STORED DATA: Begin
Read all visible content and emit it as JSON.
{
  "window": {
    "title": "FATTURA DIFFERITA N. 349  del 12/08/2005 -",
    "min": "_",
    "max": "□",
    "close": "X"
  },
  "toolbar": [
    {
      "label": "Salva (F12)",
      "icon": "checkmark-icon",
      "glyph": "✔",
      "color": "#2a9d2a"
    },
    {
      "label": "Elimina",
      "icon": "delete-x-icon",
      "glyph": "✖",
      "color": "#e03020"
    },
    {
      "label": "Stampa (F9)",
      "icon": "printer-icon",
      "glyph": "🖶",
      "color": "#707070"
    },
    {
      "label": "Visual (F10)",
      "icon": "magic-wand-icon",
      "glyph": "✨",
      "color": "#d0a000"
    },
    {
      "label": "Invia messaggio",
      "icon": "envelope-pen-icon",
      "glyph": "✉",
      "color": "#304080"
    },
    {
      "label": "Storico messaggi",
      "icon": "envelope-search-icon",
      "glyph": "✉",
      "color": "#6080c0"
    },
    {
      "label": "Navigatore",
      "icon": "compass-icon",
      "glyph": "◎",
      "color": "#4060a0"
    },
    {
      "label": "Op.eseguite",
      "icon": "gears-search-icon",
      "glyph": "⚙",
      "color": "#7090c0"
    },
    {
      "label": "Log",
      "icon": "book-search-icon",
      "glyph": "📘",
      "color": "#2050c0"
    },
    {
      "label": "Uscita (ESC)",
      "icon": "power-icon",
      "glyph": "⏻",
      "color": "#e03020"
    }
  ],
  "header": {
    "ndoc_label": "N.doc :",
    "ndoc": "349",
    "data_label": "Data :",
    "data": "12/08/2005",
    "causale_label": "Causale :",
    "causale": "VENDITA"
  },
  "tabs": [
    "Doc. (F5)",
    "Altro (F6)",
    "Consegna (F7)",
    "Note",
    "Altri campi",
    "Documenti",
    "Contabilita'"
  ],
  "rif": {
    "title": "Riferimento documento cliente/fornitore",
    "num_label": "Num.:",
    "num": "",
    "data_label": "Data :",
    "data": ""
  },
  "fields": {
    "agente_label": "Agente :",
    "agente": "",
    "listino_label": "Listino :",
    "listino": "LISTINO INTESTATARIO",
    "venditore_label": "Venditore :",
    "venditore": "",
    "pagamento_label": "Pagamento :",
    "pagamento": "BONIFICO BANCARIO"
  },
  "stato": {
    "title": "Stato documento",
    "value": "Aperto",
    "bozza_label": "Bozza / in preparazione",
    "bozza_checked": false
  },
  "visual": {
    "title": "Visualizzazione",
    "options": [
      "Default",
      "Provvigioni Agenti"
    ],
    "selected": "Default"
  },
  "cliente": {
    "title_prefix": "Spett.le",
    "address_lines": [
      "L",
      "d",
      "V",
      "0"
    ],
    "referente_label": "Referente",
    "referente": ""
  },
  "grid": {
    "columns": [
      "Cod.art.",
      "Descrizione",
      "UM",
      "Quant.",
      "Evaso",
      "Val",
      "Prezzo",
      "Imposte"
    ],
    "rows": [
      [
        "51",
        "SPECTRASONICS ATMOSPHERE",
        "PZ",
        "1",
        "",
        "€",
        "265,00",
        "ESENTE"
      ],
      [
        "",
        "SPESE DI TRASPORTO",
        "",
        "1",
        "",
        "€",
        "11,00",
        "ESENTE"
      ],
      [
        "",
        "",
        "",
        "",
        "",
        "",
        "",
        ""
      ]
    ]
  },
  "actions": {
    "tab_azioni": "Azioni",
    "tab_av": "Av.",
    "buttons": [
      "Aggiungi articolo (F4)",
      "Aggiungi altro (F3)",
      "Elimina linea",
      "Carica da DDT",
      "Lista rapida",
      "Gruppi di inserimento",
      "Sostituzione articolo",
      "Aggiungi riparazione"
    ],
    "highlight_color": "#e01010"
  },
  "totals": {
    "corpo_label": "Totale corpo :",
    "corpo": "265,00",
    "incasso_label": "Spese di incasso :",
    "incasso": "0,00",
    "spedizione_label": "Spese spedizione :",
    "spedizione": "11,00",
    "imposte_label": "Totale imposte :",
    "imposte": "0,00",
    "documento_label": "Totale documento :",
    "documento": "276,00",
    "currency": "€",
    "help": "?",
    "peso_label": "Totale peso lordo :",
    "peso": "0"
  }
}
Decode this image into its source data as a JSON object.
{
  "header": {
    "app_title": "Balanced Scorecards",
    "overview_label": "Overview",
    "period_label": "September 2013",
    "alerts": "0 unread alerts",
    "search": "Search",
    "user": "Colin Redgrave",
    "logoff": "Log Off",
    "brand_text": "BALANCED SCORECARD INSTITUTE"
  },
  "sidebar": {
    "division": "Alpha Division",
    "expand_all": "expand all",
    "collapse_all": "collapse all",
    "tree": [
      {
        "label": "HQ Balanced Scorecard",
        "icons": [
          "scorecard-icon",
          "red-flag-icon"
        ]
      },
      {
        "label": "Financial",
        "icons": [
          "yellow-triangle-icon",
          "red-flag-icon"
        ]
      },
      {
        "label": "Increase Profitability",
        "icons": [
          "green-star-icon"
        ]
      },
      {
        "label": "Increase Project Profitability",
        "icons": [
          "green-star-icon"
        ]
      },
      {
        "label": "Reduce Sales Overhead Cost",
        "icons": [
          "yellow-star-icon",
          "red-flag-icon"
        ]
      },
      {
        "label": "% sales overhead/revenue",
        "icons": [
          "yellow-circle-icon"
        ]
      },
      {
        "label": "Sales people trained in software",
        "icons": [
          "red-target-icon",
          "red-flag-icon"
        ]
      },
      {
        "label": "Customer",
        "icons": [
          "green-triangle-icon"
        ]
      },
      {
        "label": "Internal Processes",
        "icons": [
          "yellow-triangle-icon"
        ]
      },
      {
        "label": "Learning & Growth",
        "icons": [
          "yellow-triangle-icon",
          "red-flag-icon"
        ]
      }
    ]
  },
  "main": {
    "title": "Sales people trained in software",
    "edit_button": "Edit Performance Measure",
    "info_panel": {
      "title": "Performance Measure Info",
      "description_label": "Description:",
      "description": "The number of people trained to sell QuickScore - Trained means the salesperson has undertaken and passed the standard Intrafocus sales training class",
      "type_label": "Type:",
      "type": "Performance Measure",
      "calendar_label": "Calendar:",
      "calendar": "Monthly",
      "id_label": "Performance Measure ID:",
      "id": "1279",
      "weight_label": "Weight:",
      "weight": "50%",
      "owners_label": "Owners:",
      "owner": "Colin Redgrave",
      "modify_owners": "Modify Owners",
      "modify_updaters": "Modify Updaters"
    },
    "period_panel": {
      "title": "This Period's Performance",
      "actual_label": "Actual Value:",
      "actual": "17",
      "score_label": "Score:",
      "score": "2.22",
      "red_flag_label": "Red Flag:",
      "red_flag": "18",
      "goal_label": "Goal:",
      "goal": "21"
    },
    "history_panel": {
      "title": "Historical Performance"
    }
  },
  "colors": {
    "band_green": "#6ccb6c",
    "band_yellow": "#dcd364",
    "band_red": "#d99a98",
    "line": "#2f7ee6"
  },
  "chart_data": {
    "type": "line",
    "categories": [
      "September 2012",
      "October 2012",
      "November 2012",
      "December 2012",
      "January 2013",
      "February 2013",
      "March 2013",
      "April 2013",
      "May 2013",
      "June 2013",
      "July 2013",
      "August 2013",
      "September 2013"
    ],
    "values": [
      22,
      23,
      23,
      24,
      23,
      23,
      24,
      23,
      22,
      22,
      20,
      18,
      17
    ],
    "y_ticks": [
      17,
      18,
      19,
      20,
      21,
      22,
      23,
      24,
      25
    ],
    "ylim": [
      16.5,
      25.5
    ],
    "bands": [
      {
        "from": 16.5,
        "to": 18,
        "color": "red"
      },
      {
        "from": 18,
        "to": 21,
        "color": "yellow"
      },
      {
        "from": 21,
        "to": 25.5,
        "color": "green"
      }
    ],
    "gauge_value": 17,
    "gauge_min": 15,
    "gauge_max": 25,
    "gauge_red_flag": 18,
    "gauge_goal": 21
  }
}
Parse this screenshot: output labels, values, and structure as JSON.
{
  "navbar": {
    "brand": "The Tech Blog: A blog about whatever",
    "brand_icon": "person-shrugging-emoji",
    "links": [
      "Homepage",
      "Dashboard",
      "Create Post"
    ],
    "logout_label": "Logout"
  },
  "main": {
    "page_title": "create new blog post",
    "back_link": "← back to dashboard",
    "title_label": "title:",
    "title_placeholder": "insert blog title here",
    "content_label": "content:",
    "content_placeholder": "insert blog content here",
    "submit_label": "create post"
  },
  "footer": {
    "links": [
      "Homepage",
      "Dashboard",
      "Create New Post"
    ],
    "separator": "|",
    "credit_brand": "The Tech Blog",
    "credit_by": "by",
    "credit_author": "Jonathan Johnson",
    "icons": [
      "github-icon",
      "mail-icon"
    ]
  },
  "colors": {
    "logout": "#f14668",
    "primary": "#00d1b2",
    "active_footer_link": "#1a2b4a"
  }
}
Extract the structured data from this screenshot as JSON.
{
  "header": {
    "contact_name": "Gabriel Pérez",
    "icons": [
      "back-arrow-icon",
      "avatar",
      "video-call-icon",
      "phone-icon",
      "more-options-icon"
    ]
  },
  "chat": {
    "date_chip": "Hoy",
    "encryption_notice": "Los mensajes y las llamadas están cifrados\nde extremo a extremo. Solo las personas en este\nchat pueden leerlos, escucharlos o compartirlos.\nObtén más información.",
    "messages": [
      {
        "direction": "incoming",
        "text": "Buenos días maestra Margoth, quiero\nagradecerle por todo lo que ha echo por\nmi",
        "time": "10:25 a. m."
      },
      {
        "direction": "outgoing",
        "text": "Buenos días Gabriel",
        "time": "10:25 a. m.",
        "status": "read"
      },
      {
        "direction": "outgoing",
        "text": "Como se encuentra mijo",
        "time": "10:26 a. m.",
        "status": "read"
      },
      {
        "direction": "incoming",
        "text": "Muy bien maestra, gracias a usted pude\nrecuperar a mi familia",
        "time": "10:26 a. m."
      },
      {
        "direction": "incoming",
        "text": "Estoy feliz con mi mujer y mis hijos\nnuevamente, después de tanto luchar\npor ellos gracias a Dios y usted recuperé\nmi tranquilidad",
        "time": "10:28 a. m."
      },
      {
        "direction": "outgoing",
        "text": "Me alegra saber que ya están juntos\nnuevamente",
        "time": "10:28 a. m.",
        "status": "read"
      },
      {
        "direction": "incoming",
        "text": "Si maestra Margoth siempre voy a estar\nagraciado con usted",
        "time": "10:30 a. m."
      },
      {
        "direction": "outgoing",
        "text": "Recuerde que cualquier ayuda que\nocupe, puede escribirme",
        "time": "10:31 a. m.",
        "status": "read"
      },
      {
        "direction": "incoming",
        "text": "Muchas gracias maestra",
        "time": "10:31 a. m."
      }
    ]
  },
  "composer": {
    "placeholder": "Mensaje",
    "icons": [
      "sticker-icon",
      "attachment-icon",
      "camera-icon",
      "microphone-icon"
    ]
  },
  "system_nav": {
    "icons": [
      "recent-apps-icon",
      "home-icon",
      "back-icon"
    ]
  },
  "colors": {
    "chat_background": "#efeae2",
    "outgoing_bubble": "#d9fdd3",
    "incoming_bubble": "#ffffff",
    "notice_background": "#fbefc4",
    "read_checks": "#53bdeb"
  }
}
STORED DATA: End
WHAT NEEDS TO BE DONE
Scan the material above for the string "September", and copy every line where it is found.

THE COMPLETED TASK
    "period_label": "September 2013",
      "September 2012",
      "September 2013"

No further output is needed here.